Most common eye diseases seen in children are Squint, Lazy eye disease, Congenital or Pediatric cataract, Retinopathy of Prematurity (ROP) and uncommonly Tumors.
How the Eye Sees
Refractive errors often are the main reason a person seeks the services of an optometrist or ophthalmologist. But what does it really mean when we’re told that our vision is blurry because we have a refractive error? We see the world around us because of the way our eyes bend (refract) light. Refractive errors are optical imperfections that prevent the eye from properly focusing light, causing blurred vision. The primary refractive errors are nearsightedness, farsightedness and astigmatism. Refractive errors usually can be “corrected” with eyeglasses or contact lenses, or they can be permanently treated with LASIK and other vision correction surgery (also called refractive surgery).
What are refractive errors?
In normal vision, light rays from an object focus on the retina (emmetropia). Alternatively, in the presence of refractive error, the light rays get focused in front or behind the retina causing blurred vision. Under normal conditions, as the eye ball grows in size from infancy to adulthood, there will be a corresponding change in curvature of cornea and the lens, enabling the eye to remain emmetropic, at all ages.
Symptoms of Refractive Errors
- Children can have difficulty in reading small letters on the blackboard.
- Some children squeeze their eyes while trying to see distant objects like blackboard, television etc.
- Children hold books close to their face while reading.
- Children with myopia have defective vision for distance and clear vision for near.
- They can experience eye strain while trying to read for long hours.
- Some children with hyperopia can present with squint.
- Children can develop swellings on the lids due to constant rubbing of the eyes to see things clearly.

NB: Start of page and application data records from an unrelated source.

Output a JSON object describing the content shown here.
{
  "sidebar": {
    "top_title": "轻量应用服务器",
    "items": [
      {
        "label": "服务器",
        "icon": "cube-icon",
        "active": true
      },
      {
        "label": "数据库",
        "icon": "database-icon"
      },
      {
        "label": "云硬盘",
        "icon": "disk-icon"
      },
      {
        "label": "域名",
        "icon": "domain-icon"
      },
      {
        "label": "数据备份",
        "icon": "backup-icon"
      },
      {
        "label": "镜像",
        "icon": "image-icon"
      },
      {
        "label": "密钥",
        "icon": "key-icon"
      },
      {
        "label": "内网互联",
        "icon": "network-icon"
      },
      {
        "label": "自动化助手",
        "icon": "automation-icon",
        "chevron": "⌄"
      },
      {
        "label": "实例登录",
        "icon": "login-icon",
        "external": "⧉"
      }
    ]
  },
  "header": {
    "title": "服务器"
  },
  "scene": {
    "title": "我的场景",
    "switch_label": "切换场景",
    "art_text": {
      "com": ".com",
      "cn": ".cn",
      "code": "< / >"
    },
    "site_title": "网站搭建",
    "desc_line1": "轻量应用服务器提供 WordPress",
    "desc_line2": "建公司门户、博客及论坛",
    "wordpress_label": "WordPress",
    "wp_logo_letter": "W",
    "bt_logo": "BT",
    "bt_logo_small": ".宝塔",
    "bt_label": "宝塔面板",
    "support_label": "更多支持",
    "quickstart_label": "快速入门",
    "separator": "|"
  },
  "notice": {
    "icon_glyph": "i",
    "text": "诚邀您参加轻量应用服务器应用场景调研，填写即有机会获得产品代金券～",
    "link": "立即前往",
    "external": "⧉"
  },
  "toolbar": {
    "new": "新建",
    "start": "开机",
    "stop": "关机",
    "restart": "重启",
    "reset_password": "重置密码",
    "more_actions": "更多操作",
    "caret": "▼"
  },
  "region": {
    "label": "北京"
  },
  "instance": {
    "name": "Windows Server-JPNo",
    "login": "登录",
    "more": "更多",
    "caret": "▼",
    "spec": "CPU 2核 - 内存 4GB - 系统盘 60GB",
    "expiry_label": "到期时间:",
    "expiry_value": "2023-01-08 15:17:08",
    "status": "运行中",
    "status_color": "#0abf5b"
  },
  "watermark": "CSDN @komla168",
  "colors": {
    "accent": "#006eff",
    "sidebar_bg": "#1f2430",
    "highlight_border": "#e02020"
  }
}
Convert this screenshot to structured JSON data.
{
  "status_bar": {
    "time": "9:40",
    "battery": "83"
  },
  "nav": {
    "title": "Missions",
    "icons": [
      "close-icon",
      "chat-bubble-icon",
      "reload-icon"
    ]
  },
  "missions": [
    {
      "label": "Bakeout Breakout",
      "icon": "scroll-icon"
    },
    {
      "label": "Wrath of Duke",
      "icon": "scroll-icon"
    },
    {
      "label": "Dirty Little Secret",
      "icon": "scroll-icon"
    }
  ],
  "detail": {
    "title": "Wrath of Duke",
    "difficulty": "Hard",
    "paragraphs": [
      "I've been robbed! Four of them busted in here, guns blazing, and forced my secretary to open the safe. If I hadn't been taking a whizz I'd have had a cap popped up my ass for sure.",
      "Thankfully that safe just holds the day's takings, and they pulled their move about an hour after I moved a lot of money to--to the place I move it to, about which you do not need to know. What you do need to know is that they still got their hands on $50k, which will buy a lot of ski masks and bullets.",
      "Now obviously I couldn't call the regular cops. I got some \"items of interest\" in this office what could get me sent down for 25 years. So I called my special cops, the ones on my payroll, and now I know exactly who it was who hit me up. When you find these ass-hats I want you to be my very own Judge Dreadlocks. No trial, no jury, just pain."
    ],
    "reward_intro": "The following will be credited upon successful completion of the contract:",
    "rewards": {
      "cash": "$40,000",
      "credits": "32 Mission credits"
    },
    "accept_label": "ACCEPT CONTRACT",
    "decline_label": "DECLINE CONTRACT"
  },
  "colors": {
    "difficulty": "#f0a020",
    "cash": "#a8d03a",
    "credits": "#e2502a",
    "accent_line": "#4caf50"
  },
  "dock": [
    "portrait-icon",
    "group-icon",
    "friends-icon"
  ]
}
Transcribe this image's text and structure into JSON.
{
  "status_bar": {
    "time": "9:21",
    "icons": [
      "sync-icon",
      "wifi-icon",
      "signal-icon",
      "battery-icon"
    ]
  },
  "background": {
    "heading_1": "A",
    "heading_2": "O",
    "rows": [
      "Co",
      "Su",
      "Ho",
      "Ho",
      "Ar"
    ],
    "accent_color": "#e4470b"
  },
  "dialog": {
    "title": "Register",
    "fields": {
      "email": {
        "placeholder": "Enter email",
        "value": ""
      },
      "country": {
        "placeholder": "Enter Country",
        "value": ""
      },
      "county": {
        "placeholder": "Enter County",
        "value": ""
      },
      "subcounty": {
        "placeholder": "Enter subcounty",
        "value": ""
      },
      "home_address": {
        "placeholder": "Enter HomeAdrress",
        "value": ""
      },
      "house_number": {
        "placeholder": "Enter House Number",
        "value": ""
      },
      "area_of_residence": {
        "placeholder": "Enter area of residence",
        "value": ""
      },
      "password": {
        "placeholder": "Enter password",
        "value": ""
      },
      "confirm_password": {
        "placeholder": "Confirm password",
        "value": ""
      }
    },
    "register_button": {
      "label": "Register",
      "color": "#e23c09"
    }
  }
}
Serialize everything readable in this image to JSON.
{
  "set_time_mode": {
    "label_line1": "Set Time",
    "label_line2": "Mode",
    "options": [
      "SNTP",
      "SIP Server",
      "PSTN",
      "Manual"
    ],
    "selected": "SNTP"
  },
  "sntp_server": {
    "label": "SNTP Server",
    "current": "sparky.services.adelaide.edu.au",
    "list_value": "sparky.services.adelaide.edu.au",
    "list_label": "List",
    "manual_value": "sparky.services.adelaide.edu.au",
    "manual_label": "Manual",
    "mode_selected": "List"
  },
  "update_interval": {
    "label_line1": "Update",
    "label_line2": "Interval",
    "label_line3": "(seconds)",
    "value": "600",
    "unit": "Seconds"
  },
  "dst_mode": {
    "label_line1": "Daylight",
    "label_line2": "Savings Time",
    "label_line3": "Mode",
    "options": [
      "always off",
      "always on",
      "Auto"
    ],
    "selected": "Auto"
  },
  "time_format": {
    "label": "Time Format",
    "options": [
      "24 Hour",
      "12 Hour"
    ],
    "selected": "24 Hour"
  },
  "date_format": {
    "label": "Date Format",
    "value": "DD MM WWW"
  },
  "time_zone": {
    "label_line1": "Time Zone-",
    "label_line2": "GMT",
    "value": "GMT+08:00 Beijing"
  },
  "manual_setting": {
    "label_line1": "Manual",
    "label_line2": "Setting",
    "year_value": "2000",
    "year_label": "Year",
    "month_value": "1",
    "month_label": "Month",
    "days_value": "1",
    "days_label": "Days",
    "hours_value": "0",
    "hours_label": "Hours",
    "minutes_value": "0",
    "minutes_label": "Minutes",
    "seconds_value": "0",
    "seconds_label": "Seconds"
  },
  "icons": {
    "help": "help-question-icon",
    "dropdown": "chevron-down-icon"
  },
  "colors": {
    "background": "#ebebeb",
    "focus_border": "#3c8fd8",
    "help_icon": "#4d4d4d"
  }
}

- Eye pain and headache may occur.
The child should be immediately brought to an ophthalmologist, if any one of the above symptoms.